Data records for software interfaces.
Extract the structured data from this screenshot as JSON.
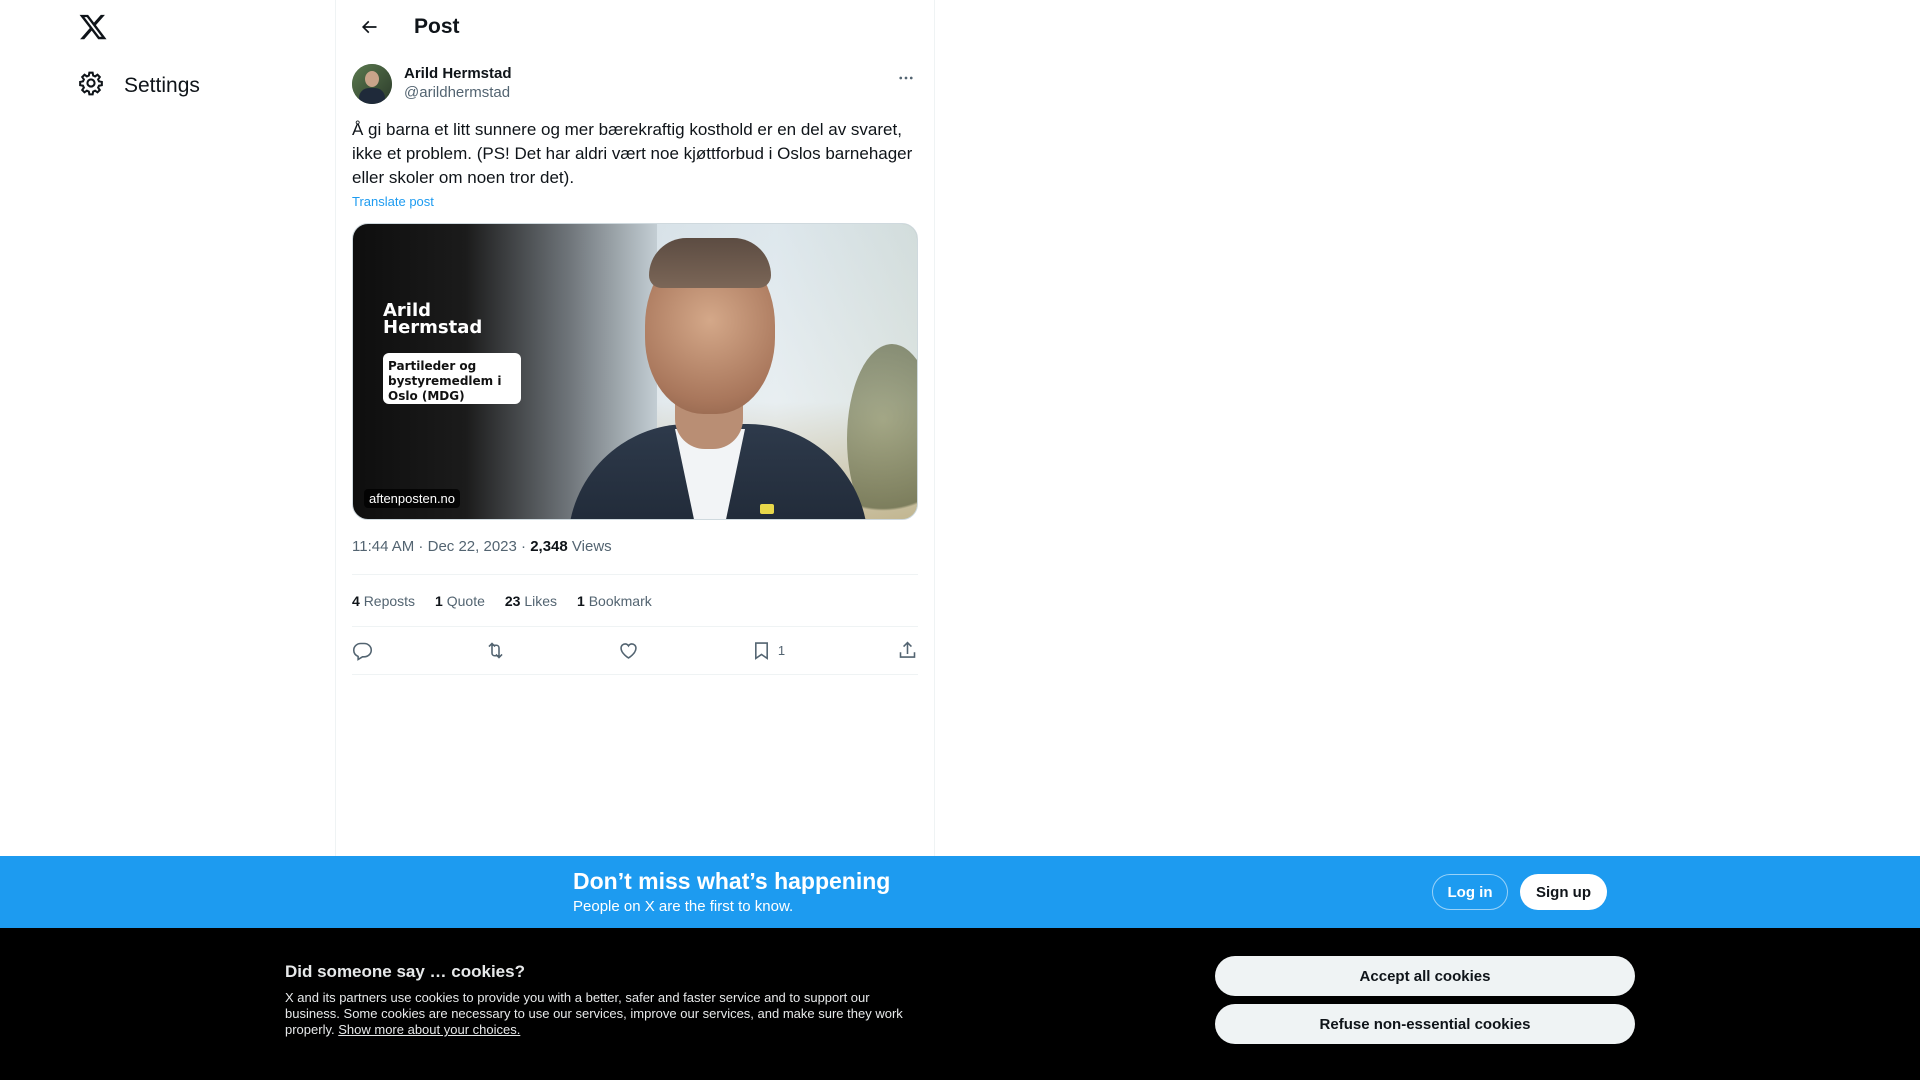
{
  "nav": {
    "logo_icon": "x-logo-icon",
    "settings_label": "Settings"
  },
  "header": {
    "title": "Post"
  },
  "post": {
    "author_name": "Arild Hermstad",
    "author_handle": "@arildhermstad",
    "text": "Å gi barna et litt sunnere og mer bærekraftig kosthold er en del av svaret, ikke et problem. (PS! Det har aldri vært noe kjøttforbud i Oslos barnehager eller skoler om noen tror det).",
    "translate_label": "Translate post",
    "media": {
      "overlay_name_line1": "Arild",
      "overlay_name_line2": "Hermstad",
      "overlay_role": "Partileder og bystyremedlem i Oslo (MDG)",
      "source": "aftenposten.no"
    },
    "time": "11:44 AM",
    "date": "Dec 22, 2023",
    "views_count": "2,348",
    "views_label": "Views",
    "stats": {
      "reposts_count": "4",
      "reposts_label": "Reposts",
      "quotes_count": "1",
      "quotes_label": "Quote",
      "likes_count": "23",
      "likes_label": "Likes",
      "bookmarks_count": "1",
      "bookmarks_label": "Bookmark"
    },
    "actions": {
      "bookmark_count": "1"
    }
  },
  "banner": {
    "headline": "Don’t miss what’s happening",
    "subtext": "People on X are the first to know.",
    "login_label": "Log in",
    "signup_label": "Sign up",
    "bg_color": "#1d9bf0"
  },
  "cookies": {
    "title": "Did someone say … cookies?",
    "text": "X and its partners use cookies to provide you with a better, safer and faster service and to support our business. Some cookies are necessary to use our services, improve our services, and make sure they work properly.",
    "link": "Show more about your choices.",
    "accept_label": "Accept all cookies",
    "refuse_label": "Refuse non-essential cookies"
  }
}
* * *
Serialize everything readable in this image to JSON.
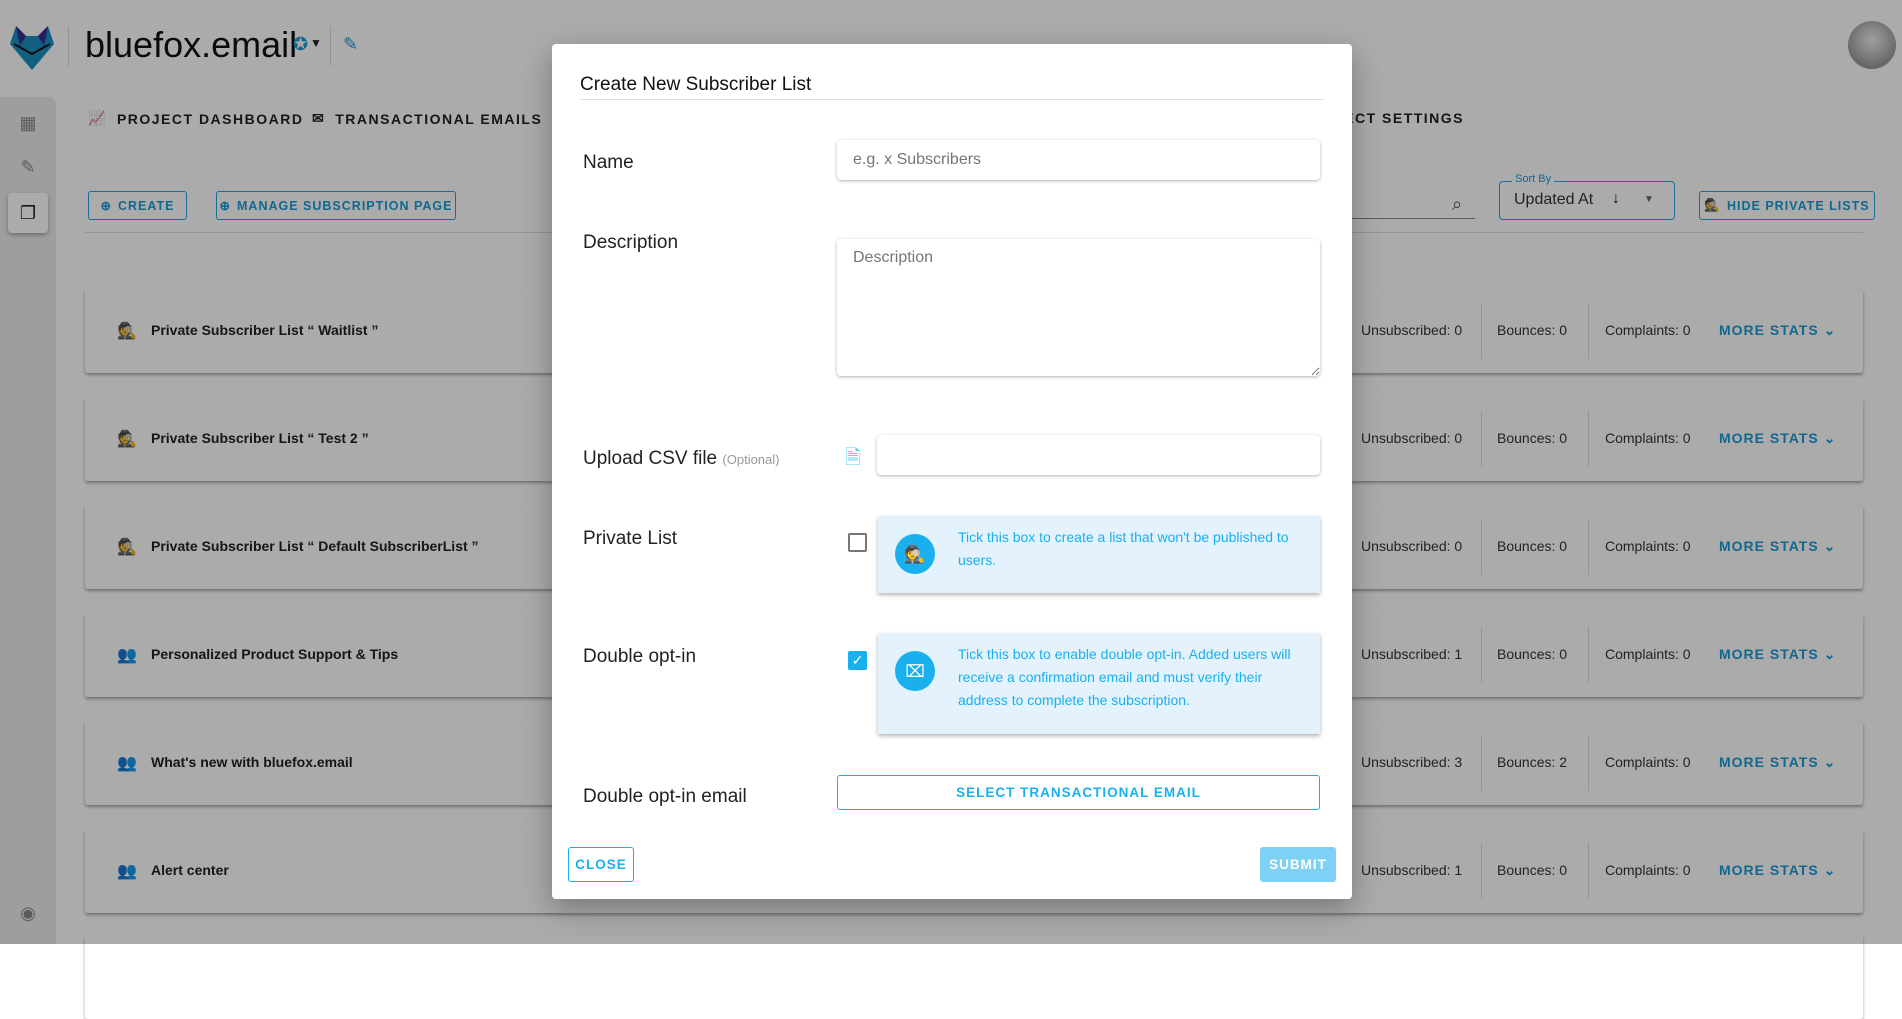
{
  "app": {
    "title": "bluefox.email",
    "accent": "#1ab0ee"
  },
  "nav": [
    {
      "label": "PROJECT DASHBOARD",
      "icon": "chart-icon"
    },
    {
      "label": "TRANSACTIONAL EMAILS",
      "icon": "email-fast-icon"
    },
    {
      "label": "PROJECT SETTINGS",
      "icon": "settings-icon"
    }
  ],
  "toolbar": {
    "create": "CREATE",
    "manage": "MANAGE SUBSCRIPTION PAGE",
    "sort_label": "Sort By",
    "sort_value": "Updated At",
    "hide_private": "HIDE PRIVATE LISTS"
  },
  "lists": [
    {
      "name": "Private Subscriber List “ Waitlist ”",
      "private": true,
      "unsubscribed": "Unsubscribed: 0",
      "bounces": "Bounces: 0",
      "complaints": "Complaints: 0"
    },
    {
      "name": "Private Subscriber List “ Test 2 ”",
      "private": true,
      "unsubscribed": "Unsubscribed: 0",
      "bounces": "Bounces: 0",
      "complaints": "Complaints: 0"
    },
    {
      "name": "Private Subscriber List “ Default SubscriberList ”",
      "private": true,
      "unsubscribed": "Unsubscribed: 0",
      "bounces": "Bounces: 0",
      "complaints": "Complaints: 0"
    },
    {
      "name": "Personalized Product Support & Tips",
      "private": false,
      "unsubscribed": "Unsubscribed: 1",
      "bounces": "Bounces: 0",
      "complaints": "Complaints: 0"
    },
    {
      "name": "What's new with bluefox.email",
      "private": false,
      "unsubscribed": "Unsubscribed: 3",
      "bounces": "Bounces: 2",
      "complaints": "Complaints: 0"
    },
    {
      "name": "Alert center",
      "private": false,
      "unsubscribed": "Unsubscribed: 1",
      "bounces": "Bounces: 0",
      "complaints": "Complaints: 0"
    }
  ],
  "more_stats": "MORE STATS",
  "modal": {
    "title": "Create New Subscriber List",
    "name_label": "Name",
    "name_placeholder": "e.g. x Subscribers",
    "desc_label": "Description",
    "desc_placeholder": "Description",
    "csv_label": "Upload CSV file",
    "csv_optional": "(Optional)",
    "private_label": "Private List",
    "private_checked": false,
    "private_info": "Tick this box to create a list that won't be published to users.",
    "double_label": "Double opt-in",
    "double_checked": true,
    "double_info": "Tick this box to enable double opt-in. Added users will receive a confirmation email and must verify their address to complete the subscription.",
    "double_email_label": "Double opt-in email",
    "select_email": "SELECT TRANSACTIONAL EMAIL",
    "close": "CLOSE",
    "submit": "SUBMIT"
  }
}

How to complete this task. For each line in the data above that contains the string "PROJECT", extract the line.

Result for this task.
      "label": "PROJECT DASHBOARD",
      "label": "PROJECT SETTINGS",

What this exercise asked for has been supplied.